Web page and app entries:
◇ ◇ ◇ ◇ ◇ ◇ ◇

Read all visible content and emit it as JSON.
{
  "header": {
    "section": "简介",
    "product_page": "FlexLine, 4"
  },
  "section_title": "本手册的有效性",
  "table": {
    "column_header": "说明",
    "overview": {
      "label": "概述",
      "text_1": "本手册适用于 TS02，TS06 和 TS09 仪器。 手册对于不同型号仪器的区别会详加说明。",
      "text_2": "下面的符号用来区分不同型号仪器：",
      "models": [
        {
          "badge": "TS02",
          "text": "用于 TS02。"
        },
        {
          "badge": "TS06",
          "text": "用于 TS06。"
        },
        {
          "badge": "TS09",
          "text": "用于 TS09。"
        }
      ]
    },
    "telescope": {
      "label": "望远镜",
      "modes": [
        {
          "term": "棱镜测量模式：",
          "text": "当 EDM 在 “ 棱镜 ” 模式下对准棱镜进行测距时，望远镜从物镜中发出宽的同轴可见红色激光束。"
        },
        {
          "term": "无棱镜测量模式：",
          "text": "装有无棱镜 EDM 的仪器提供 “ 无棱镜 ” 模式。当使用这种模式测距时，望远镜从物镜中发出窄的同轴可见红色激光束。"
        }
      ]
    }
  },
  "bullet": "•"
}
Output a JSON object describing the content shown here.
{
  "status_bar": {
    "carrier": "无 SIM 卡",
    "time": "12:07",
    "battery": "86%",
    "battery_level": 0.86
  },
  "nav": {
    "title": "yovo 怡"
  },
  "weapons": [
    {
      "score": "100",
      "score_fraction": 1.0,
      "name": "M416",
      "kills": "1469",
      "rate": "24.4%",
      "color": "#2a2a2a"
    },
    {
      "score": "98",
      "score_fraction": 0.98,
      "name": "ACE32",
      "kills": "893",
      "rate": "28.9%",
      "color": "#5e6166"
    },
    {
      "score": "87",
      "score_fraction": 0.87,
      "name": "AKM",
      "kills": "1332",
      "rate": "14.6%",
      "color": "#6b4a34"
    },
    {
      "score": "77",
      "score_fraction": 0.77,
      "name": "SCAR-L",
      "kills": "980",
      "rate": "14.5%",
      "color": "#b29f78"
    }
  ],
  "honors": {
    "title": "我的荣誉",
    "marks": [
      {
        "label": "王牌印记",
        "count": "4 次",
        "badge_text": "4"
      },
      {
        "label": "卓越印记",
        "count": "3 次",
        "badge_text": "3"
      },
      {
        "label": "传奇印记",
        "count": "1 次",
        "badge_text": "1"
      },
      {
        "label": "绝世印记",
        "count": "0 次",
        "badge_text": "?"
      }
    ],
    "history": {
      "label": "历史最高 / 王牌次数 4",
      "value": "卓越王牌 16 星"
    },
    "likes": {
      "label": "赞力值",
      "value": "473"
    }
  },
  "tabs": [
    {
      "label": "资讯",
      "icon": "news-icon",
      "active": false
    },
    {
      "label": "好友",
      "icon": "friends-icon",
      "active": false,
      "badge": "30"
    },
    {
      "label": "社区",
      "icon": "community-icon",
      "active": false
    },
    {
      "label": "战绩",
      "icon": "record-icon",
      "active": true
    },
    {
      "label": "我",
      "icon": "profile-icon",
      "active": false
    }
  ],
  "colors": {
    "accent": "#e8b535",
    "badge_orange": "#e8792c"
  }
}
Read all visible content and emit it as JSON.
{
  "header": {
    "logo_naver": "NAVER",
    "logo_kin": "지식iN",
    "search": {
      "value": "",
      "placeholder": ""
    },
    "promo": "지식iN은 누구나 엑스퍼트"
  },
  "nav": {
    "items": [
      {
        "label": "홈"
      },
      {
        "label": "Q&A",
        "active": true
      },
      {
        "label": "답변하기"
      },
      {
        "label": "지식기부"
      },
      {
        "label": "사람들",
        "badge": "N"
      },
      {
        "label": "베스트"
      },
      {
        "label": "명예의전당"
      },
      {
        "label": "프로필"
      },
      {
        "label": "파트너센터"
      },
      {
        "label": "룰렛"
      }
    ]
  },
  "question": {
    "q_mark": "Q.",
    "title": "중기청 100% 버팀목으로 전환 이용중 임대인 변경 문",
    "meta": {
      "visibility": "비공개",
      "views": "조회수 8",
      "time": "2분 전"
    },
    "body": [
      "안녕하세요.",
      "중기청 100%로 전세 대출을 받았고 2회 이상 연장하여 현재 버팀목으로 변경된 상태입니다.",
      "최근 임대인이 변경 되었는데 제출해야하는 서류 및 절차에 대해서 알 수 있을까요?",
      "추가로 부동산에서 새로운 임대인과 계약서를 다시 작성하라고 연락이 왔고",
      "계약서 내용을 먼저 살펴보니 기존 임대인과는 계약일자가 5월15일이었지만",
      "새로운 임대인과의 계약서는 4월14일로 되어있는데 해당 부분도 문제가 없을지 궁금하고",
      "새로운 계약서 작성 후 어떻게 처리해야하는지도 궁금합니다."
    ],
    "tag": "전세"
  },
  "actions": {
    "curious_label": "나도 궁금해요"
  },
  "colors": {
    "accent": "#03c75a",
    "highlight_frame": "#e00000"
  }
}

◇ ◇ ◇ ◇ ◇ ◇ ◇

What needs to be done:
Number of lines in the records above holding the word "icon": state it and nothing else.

Solution to the problem:
5